It was a brown Alsatian breed. It had been the man’s service dog in the military and now after the military, the dog remained loyal, staying around the drunken man and sometimes saved him from himself. Every morning, the dog went to the local butler and picked up discarded pieces of meat and bone. After this, he returned to the side of his master who neither knew nor cared that it existed.
One night, the old man drank more than his liver could handle and wandered far away to the train station. He had lain on the rail tracks, shamelessly pissing his pants and unaware of his surroundings. The dog had followed behind him whimpering for his master to go home. By 9pm, the dog heard the train approaching ; he kicked, barked and howled but the man did not wake. Determined, the dog laboriously pushed the man using the power of its two front legs. The train was fast approaching but the dog pushed and kicked its master off the track. The man was saved by a few seconds. The dog was not. The train ran over it’s body, killing it instantly.
The next morning, the people of the town woke up to find the body of the dog by the track and the body of the man by the gutter. They said he had fallen and broken his neck.
To leave and let them live.
‘Two roads diverged in a wood’. I remembered vividly the first line of Robert Frost’s poem. Except this time I knew where I was going.
I watched as my family cried and wailed loudly in my hospital room. The very first time I knew I was gone, I felt a lightness. Then I felt myself floating, till I saw my body laid below and covered with white sheets. I was not scared of seeing my body.
When I took the road I wanted, I knew what awaited me at the end of the road. It was death. And I embraced it. There was no future I wanted more than it. More than the certainty of death.
I had lived life well. At least my last three years were spent in the wealth I had craved for all my life.
Who would blame me really? I was born into an impoverished family where three healthy meals a day was a myth. Life was a struggle and I hated it. I did all I could to attain wealth. I went to school, I had good grades, I came out top of my class, I came out with a First Class degree.

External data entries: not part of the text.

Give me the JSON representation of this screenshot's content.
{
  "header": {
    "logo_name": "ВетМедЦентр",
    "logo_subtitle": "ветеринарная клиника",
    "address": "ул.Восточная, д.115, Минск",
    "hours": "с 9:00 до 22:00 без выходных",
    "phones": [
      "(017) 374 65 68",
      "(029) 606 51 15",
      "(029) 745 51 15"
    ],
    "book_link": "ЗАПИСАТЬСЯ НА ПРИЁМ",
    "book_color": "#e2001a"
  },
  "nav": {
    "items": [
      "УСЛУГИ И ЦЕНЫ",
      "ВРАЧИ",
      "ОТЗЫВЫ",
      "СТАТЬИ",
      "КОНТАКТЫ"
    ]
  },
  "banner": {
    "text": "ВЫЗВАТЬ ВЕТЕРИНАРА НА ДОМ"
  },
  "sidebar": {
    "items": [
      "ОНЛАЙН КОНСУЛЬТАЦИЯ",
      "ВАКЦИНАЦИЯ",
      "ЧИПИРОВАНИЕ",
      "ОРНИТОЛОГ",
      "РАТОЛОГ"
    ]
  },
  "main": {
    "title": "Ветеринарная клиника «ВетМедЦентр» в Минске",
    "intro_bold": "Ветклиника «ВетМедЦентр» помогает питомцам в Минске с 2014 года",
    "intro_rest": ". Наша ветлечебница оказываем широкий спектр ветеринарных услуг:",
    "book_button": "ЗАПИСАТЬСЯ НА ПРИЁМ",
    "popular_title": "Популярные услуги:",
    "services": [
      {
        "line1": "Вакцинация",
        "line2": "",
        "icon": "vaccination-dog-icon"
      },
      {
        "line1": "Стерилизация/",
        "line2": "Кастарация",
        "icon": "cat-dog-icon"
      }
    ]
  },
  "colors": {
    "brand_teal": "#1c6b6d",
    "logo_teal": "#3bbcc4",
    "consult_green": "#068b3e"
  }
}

I never found a good job. For two years I struggled and struggled to give my family the life they truly deserved. When I finally got tired of struggling, I took the only way I knew out.
My first operation had been out of sheer desperation. My boss happened to be a rich man and I was close enough to him that he trusted me. I only exposed when he had money in his house to some of my ghetto friends who were interested and that was how our first operation was carried out successfully and we became a team.

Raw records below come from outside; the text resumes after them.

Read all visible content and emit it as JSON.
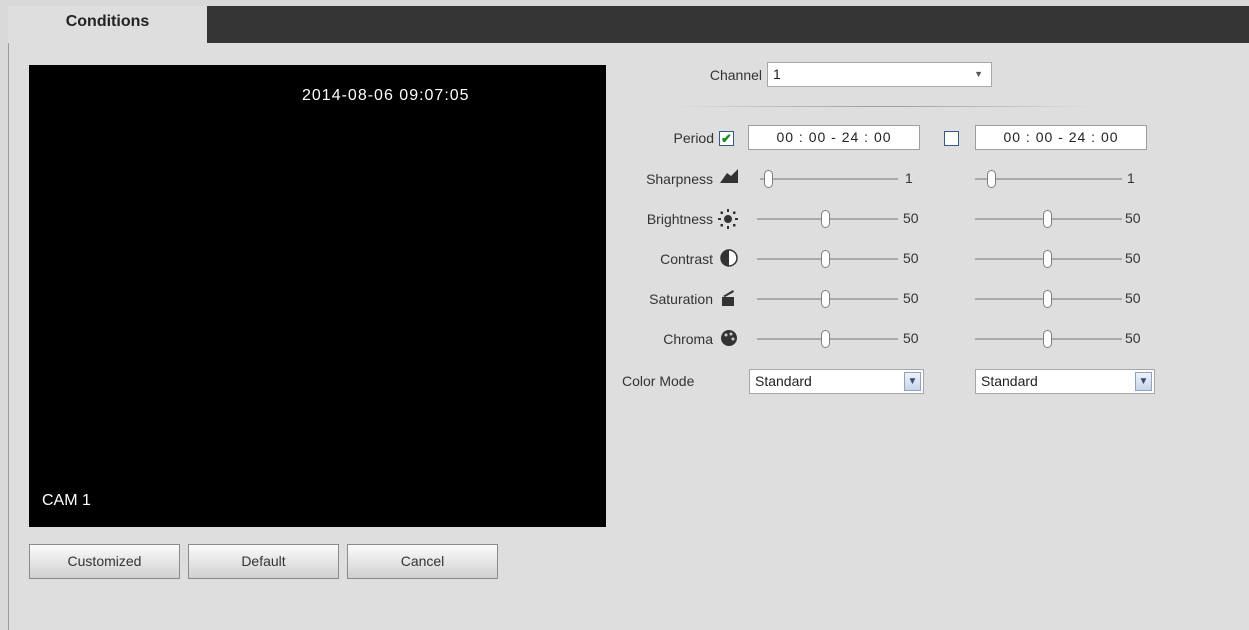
{
  "tab": {
    "label": "Conditions"
  },
  "preview": {
    "timestamp": "2014-08-06 09:07:05",
    "camera_label": "CAM 1"
  },
  "buttons": {
    "customized": "Customized",
    "default": "Default",
    "cancel": "Cancel"
  },
  "channel": {
    "label": "Channel",
    "value": "1"
  },
  "period": {
    "label": "Period",
    "checked1": true,
    "checked2": false,
    "time1": "00 : 00 - 24 : 00",
    "time2": "00 : 00 - 24 : 00",
    "check_glyph": "✔"
  },
  "sliders": [
    {
      "label": "Sharpness",
      "icon": "sharpness-icon",
      "value1": "1",
      "value2": "1"
    },
    {
      "label": "Brightness",
      "icon": "brightness-icon",
      "value1": "50",
      "value2": "50"
    },
    {
      "label": "Contrast",
      "icon": "contrast-icon",
      "value1": "50",
      "value2": "50"
    },
    {
      "label": "Saturation",
      "icon": "saturation-icon",
      "value1": "50",
      "value2": "50"
    },
    {
      "label": "Chroma",
      "icon": "chroma-icon",
      "value1": "50",
      "value2": "50"
    }
  ],
  "color_mode": {
    "label": "Color Mode",
    "value1": "Standard",
    "value2": "Standard"
  },
  "arrow_glyph": "▼",
  "colors": {
    "tabbar": "#353535",
    "panel": "#dedede",
    "preview": "#000000"
  }
}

Greed became a living thing in me that constantly needed to be fed and was never satisfied. When business seemed slow in that aspect of robbing, we graduated to other sinister means. From selling drugs, to illegal arms deal to the infamous yahoo. We dabbled in every field and became a force to be reckoned with.

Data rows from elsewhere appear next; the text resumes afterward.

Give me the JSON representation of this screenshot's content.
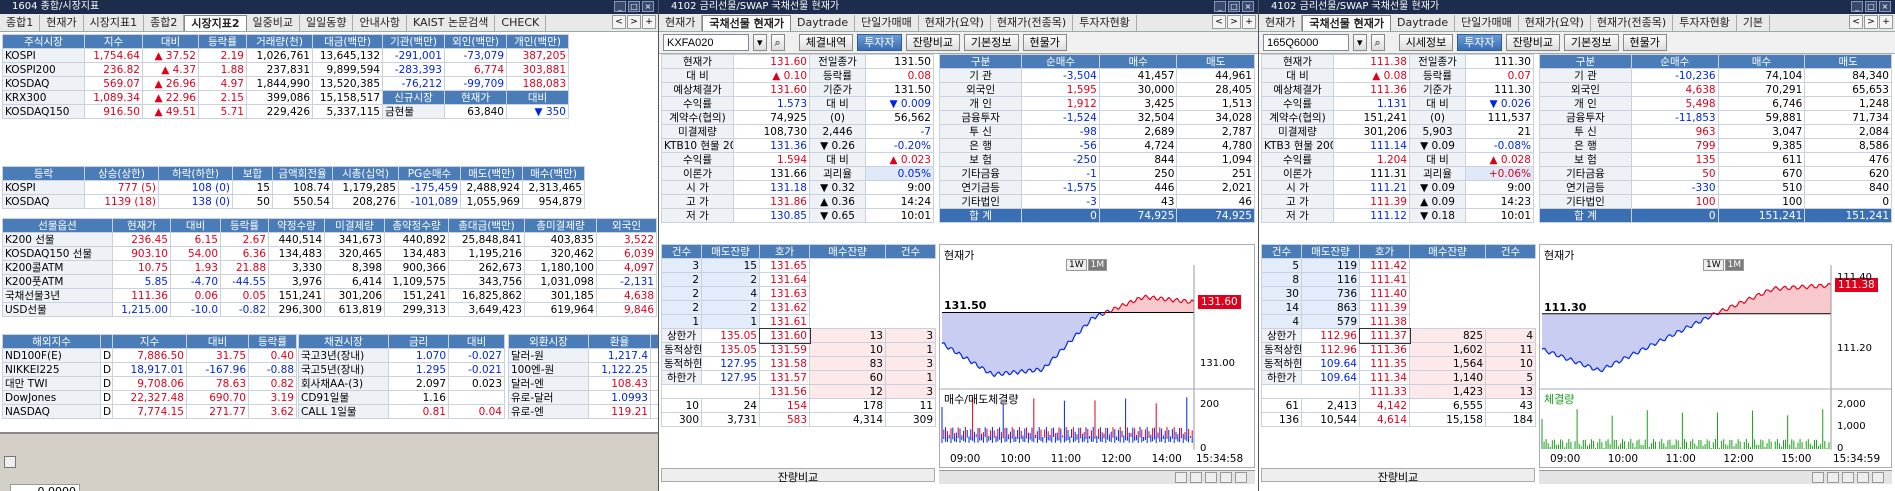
{
  "w1": {
    "title": "1604 종합/시장지표",
    "tabs": [
      "종합1",
      "현재가",
      "시장지표1",
      "종합2",
      "시장지표2",
      "일중비교",
      "일일동향",
      "안내사항",
      "KAIST 논문검색",
      "CHECK"
    ],
    "active": 4,
    "stock_hdr": [
      "주식시장",
      "지수",
      "대비",
      "등락률",
      "거래량(천)",
      "대금(백만)",
      "기관(백만)",
      "외인(백만)",
      "개인(백만)"
    ],
    "stock_rows": [
      {
        "n": "KOSPI",
        "v": [
          "1,754.64",
          "▲ 37.52",
          "2.19",
          "1,026,761",
          "13,645,132",
          "-291,001",
          "-73,079",
          "387,205"
        ],
        "c": [
          "r",
          "r",
          "r",
          "",
          "",
          "b",
          "b",
          "r"
        ]
      },
      {
        "n": "KOSPI200",
        "v": [
          "236.82",
          "▲ 4.37",
          "1.88",
          "237,831",
          "9,899,594",
          "-283,393",
          "6,774",
          "303,881"
        ],
        "c": [
          "r",
          "r",
          "r",
          "",
          "",
          "b",
          "r",
          "r"
        ]
      },
      {
        "n": "KOSDAQ",
        "v": [
          "569.07",
          "▲ 26.96",
          "4.97",
          "1,844,990",
          "13,520,385",
          "-76,212",
          "-99,709",
          "188,083"
        ],
        "c": [
          "r",
          "r",
          "r",
          "",
          "",
          "b",
          "b",
          "r"
        ]
      },
      {
        "n": "KRX300",
        "v": [
          "1,089.34",
          "▲ 22.96",
          "2.15",
          "399,086",
          "15,158,517",
          "신규시장",
          "현재가",
          "대비"
        ],
        "c": [
          "r",
          "r",
          "r",
          "",
          "",
          "h",
          "h",
          "h"
        ]
      },
      {
        "n": "KOSDAQ150",
        "v": [
          "916.50",
          "▲ 49.51",
          "5.71",
          "229,426",
          "5,337,115",
          "금현물",
          "63,840",
          "▼ 350"
        ],
        "c": [
          "r",
          "r",
          "r",
          "",
          "",
          "l",
          "",
          "b"
        ]
      }
    ],
    "adv_hdr": [
      "등락",
      "상승(상한)",
      "하락(하한)",
      "보합",
      "금액회전율",
      "시총(십억)",
      "PG순매수",
      "매도(백만)",
      "매수(백만)"
    ],
    "adv_rows": [
      {
        "n": "KOSPI",
        "v": [
          "777 (5)",
          "108 (0)",
          "15",
          "108.74",
          "1,179,285",
          "-175,459",
          "2,488,924",
          "2,313,465"
        ],
        "c": [
          "r",
          "b",
          "",
          "",
          "",
          "b",
          "",
          ""
        ]
      },
      {
        "n": "KOSDAQ",
        "v": [
          "1139 (18)",
          "138 (0)",
          "50",
          "550.54",
          "208,276",
          "-101,089",
          "1,055,969",
          "954,879"
        ],
        "c": [
          "r",
          "b",
          "",
          "",
          "",
          "b",
          "",
          ""
        ]
      }
    ],
    "fut_hdr": [
      "선물옵션",
      "현재가",
      "대비",
      "등락률",
      "약정수량",
      "미결제량",
      "총약정수량",
      "총대금(백만)",
      "총미결제량",
      "외국인"
    ],
    "fut_rows": [
      {
        "n": "K200 선물",
        "v": [
          "236.45",
          "6.15",
          "2.67",
          "440,514",
          "341,673",
          "440,892",
          "25,848,841",
          "403,835",
          "3,522"
        ],
        "c": [
          "r",
          "r",
          "r",
          "",
          "",
          "",
          "",
          "",
          "r"
        ]
      },
      {
        "n": "KOSDAQ150 선물",
        "v": [
          "903.10",
          "54.00",
          "6.36",
          "134,483",
          "320,465",
          "134,483",
          "1,195,216",
          "320,462",
          "6,039"
        ],
        "c": [
          "r",
          "r",
          "r",
          "",
          "",
          "",
          "",
          "",
          "r"
        ]
      },
      {
        "n": "K200콜ATM",
        "v": [
          "10.75",
          "1.93",
          "21.88",
          "3,330",
          "8,398",
          "900,366",
          "262,673",
          "1,180,100",
          "4,097"
        ],
        "c": [
          "r",
          "r",
          "r",
          "",
          "",
          "",
          "",
          "",
          "r"
        ]
      },
      {
        "n": "K200풋ATM",
        "v": [
          "5.85",
          "-4.70",
          "-44.55",
          "3,976",
          "6,414",
          "1,109,575",
          "343,756",
          "1,031,098",
          "-2,131"
        ],
        "c": [
          "b",
          "b",
          "b",
          "",
          "",
          "",
          "",
          "",
          "b"
        ]
      },
      {
        "n": "국채선물3년",
        "v": [
          "111.36",
          "0.06",
          "0.05",
          "151,241",
          "301,206",
          "151,241",
          "16,825,862",
          "301,185",
          "4,638"
        ],
        "c": [
          "r",
          "r",
          "r",
          "",
          "",
          "",
          "",
          "",
          "r"
        ]
      },
      {
        "n": "USD선물",
        "v": [
          "1,215.00",
          "-10.0",
          "-0.82",
          "296,300",
          "613,819",
          "299,313",
          "3,649,423",
          "619,964",
          "9,846"
        ],
        "c": [
          "b",
          "b",
          "b",
          "",
          "",
          "",
          "",
          "",
          "r"
        ]
      }
    ],
    "ovs_hdr": [
      "해외지수",
      "",
      "지수",
      "대비",
      "등락률"
    ],
    "ovs_rows": [
      {
        "n": "ND100F(E)",
        "d": "D",
        "v": [
          "7,886.50",
          "31.75",
          "0.40"
        ],
        "c": [
          "r",
          "r",
          "r"
        ]
      },
      {
        "n": "NIKKEI225",
        "d": "D",
        "v": [
          "18,917.01",
          "-167.96",
          "-0.88"
        ],
        "c": [
          "b",
          "b",
          "b"
        ]
      },
      {
        "n": "대만 TWI",
        "d": "D",
        "v": [
          "9,708.06",
          "78.63",
          "0.82"
        ],
        "c": [
          "r",
          "r",
          "r"
        ]
      },
      {
        "n": "DowJones",
        "d": "D",
        "v": [
          "22,327.48",
          "690.70",
          "3.19"
        ],
        "c": [
          "r",
          "r",
          "r"
        ]
      },
      {
        "n": "NASDAQ",
        "d": "D",
        "v": [
          "7,774.15",
          "271.77",
          "3.62"
        ],
        "c": [
          "r",
          "r",
          "r"
        ]
      }
    ],
    "bond_hdr": [
      "채권시장",
      "금리",
      "대비"
    ],
    "bond_rows": [
      {
        "n": "국고3년(장내)",
        "v": [
          "1.070",
          "-0.027"
        ],
        "c": [
          "b",
          "b"
        ]
      },
      {
        "n": "국고5년(장내)",
        "v": [
          "1.295",
          "-0.021"
        ],
        "c": [
          "b",
          "b"
        ]
      },
      {
        "n": "회사채AA-(3)",
        "v": [
          "2.097",
          "0.023"
        ],
        "c": [
          "",
          ""
        ]
      },
      {
        "n": "CD91일물",
        "v": [
          "1.16",
          ""
        ],
        "c": [
          "",
          ""
        ]
      },
      {
        "n": "CALL 1일물",
        "v": [
          "0.81",
          "0.04"
        ],
        "c": [
          "r",
          "r"
        ]
      }
    ],
    "fx_hdr": [
      "외환시장",
      "환율",
      "대비"
    ],
    "fx_rows": [
      {
        "n": "달러-원",
        "v": [
          "1,217.4",
          "-7.0"
        ],
        "c": [
          "b",
          "b"
        ]
      },
      {
        "n": "100엔-원",
        "v": [
          "1,122.25",
          "-12.29"
        ],
        "c": [
          "b",
          "b"
        ]
      },
      {
        "n": "달러-엔",
        "v": [
          "108.43",
          "0.52"
        ],
        "c": [
          "r",
          "r"
        ]
      },
      {
        "n": "유로-달러",
        "v": [
          "1.0993",
          "-0.0047"
        ],
        "c": [
          "b",
          "b"
        ]
      },
      {
        "n": "유로-엔",
        "v": [
          "119.21",
          "0.08"
        ],
        "c": [
          "r",
          "r"
        ]
      }
    ],
    "below_value": "0.0000"
  },
  "panels": [
    {
      "title": "4102 금리선물/SWAP 국채선물 현재가",
      "tabs": [
        "현재가",
        "국채선물 현재가",
        "Daytrade",
        "단일가매매",
        "현재가(요약)",
        "현재가(전종목)",
        "투자자현황"
      ],
      "active": 1,
      "code": "KXFA020",
      "buttons": [
        "체결내역",
        "투자자",
        "잔량비교",
        "기본정보",
        "현물가"
      ],
      "btn_on": 1,
      "info": [
        [
          "현재가",
          "131.60",
          "r",
          "전일종가",
          "131.50",
          ""
        ],
        [
          "대 비",
          "▲ 0.10",
          "r",
          "등락률",
          "0.08",
          "r"
        ],
        [
          "예상체결가",
          "131.60",
          "r",
          "기준가",
          "131.50",
          ""
        ],
        [
          "수익률",
          "1.573",
          "b",
          "대 비",
          "▼ 0.009",
          "b"
        ],
        [
          "계약수(협의)",
          "74,925",
          "",
          "(0)",
          "56,562",
          ""
        ],
        [
          "미결제량",
          "108,730",
          "",
          "2,446",
          "-7",
          "b"
        ],
        [
          "KTB10 현물 20",
          "131.36",
          "b",
          "▼ 0.26",
          "-0.20%",
          "b"
        ],
        [
          "수익률",
          "1.594",
          "r",
          "대 비",
          "▲ 0.023",
          "r"
        ],
        [
          "이론가",
          "131.66",
          "",
          "괴리율",
          "0.05%",
          "b"
        ],
        [
          "시 가",
          "131.18",
          "b",
          "▼ 0.32",
          "9:00",
          ""
        ],
        [
          "고 가",
          "131.86",
          "r",
          "▲ 0.36",
          "14:24",
          ""
        ],
        [
          "저 가",
          "130.85",
          "b",
          "▼ 0.65",
          "10:01",
          ""
        ]
      ],
      "inv_hdr": [
        "구분",
        "순매수",
        "매수",
        "매도"
      ],
      "inv": [
        [
          "기 관",
          "-3,504",
          "41,457",
          "44,961"
        ],
        [
          "외국인",
          "1,595",
          "30,000",
          "28,405"
        ],
        [
          "개 인",
          "1,912",
          "3,425",
          "1,513"
        ],
        [
          "금융투자",
          "-1,524",
          "32,504",
          "34,028"
        ],
        [
          "투 신",
          "-98",
          "2,689",
          "2,787"
        ],
        [
          "은 행",
          "-56",
          "4,724",
          "4,780"
        ],
        [
          "보 험",
          "-250",
          "844",
          "1,094"
        ],
        [
          "기타금융",
          "-1",
          "250",
          "251"
        ],
        [
          "연기금등",
          "-1,575",
          "446",
          "2,021"
        ],
        [
          "기타법인",
          "-3",
          "43",
          "46"
        ],
        [
          "합 계",
          "0",
          "74,925",
          "74,925"
        ]
      ],
      "ob_hdr": [
        "건수",
        "매도잔량",
        "호가",
        "매수잔량",
        "건수"
      ],
      "asks": [
        [
          "3",
          "15",
          "131.65"
        ],
        [
          "2",
          "2",
          "131.64"
        ],
        [
          "2",
          "4",
          "131.63"
        ],
        [
          "2",
          "2",
          "131.62"
        ],
        [
          "1",
          "1",
          "131.61"
        ]
      ],
      "bids": [
        [
          "131.60",
          "13",
          "3"
        ],
        [
          "131.59",
          "10",
          "1"
        ],
        [
          "131.58",
          "83",
          "3"
        ],
        [
          "131.57",
          "60",
          "1"
        ],
        [
          "131.56",
          "12",
          "3"
        ]
      ],
      "limits": [
        [
          "상한가",
          "135.05"
        ],
        [
          "동적상한",
          "135.05"
        ],
        [
          "동적하한",
          "127.95"
        ],
        [
          "하한가",
          "127.95"
        ]
      ],
      "ob_tot1": [
        "10",
        "24",
        "154",
        "178",
        "11"
      ],
      "ob_tot2": [
        "300",
        "3,731",
        "583",
        "4,314",
        "309"
      ],
      "ob_footer": "잔량비교",
      "chart_title": "현재가",
      "ref_label": "131.50",
      "cur_tag": "131.60",
      "y_ticks": [
        "131.00"
      ],
      "vol_title": "매수/매도체결량",
      "vol_ticks": [
        "200",
        "0"
      ],
      "x_ticks": [
        "09:00",
        "10:00",
        "11:00",
        "12:00",
        "14:00"
      ],
      "clock": "15:34:58",
      "chart_btn1": "1W",
      "chart_btn2": "1M",
      "chart_data": {
        "type": "line",
        "title": "현재가",
        "x": [
          "09:00",
          "10:00",
          "11:00",
          "12:00",
          "14:00",
          "15:34"
        ],
        "series": [
          {
            "name": "현재가",
            "values": [
              131.2,
              130.9,
              130.95,
              131.45,
              131.65,
              131.6
            ]
          }
        ],
        "reference": 131.5,
        "ylim": [
          130.8,
          131.9
        ]
      }
    },
    {
      "title": "4102 금리선물/SWAP 국채선물 현재가",
      "tabs": [
        "현재가",
        "국채선물 현재가",
        "Daytrade",
        "단일가매매",
        "현재가(요약)",
        "현재가(전종목)",
        "투자자현황",
        "기본"
      ],
      "active": 1,
      "code": "165Q6000",
      "buttons": [
        "시세정보",
        "투자자",
        "잔량비교",
        "기본정보",
        "현물가"
      ],
      "btn_on": 1,
      "info": [
        [
          "현재가",
          "111.38",
          "r",
          "전일종가",
          "111.30",
          ""
        ],
        [
          "대 비",
          "▲ 0.08",
          "r",
          "등락률",
          "0.07",
          "r"
        ],
        [
          "예상체결가",
          "111.36",
          "r",
          "기준가",
          "111.30",
          ""
        ],
        [
          "수익률",
          "1.131",
          "b",
          "대 비",
          "▼ 0.026",
          "b"
        ],
        [
          "계약수(협의)",
          "151,241",
          "",
          "(0)",
          "111,537",
          ""
        ],
        [
          "미결제량",
          "301,206",
          "",
          "5,903",
          "21",
          ""
        ],
        [
          "KTB3 현물 200",
          "111.14",
          "b",
          "▼ 0.09",
          "-0.08%",
          "b"
        ],
        [
          "수익률",
          "1.204",
          "r",
          "대 비",
          "▲ 0.028",
          "r"
        ],
        [
          "이론가",
          "111.31",
          "",
          "괴리율",
          "+0.06%",
          "r"
        ],
        [
          "시 가",
          "111.21",
          "b",
          "▼ 0.09",
          "9:00",
          ""
        ],
        [
          "고 가",
          "111.39",
          "r",
          "▲ 0.09",
          "14:23",
          ""
        ],
        [
          "저 가",
          "111.12",
          "b",
          "▼ 0.18",
          "10:01",
          ""
        ]
      ],
      "inv_hdr": [
        "구분",
        "순매수",
        "매수",
        "매도"
      ],
      "inv": [
        [
          "기 관",
          "-10,236",
          "74,104",
          "84,340"
        ],
        [
          "외국인",
          "4,638",
          "70,291",
          "65,653"
        ],
        [
          "개 인",
          "5,498",
          "6,746",
          "1,248"
        ],
        [
          "금융투자",
          "-11,853",
          "59,881",
          "71,734"
        ],
        [
          "투 신",
          "963",
          "3,047",
          "2,084"
        ],
        [
          "은 행",
          "799",
          "9,385",
          "8,586"
        ],
        [
          "보 험",
          "135",
          "611",
          "476"
        ],
        [
          "기타금융",
          "50",
          "670",
          "620"
        ],
        [
          "연기금등",
          "-330",
          "510",
          "840"
        ],
        [
          "기타법인",
          "100",
          "100",
          "0"
        ],
        [
          "합 계",
          "0",
          "151,241",
          "151,241"
        ]
      ],
      "ob_hdr": [
        "건수",
        "매도잔량",
        "호가",
        "매수잔량",
        "건수"
      ],
      "asks": [
        [
          "5",
          "119",
          "111.42"
        ],
        [
          "8",
          "116",
          "111.41"
        ],
        [
          "30",
          "736",
          "111.40"
        ],
        [
          "14",
          "863",
          "111.39"
        ],
        [
          "4",
          "579",
          "111.38"
        ]
      ],
      "bids": [
        [
          "111.37",
          "825",
          "4"
        ],
        [
          "111.36",
          "1,602",
          "11"
        ],
        [
          "111.35",
          "1,564",
          "10"
        ],
        [
          "111.34",
          "1,140",
          "5"
        ],
        [
          "111.33",
          "1,423",
          "13"
        ]
      ],
      "limits": [
        [
          "상한가",
          "112.96"
        ],
        [
          "동적상한",
          "112.96"
        ],
        [
          "동적하한",
          "109.64"
        ],
        [
          "하한가",
          "109.64"
        ]
      ],
      "ob_tot1": [
        "61",
        "2,413",
        "4,142",
        "6,555",
        "43"
      ],
      "ob_tot2": [
        "136",
        "10,544",
        "4,614",
        "15,158",
        "184"
      ],
      "ob_footer": "잔량비교",
      "chart_title": "현재가",
      "ref_label": "111.30",
      "cur_tag": "111.38",
      "y_ticks": [
        "111.40",
        "111.20"
      ],
      "vol_title": "체결량",
      "vol_ticks": [
        "2,000",
        "1,000",
        "0"
      ],
      "x_ticks": [
        "09:00",
        "10:00",
        "11:00",
        "12:00",
        "15:00"
      ],
      "clock": "15:34:59",
      "chart_btn1": "1W",
      "chart_btn2": "1M",
      "chart_data": {
        "type": "line",
        "title": "현재가",
        "x": [
          "09:00",
          "10:00",
          "11:00",
          "12:00",
          "15:00",
          "15:34"
        ],
        "series": [
          {
            "name": "현재가",
            "values": [
              111.2,
              111.14,
              111.22,
              111.3,
              111.37,
              111.38
            ]
          }
        ],
        "reference": 111.3,
        "ylim": [
          111.1,
          111.42
        ]
      }
    }
  ]
}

But the death of the innocents weighed heavily on my conscience and I got tired of my lavish lifestyle built on the blood and sweat of other people. There was no way out of the business but death. The only option I was willing to take. My family thought I had provided for them like a good firstborn son shoud, but little did they know of the atrocities I committed.
It was during our next operation that I had orchestrated my own death and the downfall of all my teammates. A coward I may have been but I chose to burn it all than risk my family paying for my crimes.
I looked back again to my family weeping bitterly and gave them a wave they would not see. They would not know it, but my leaving was the only way they would live.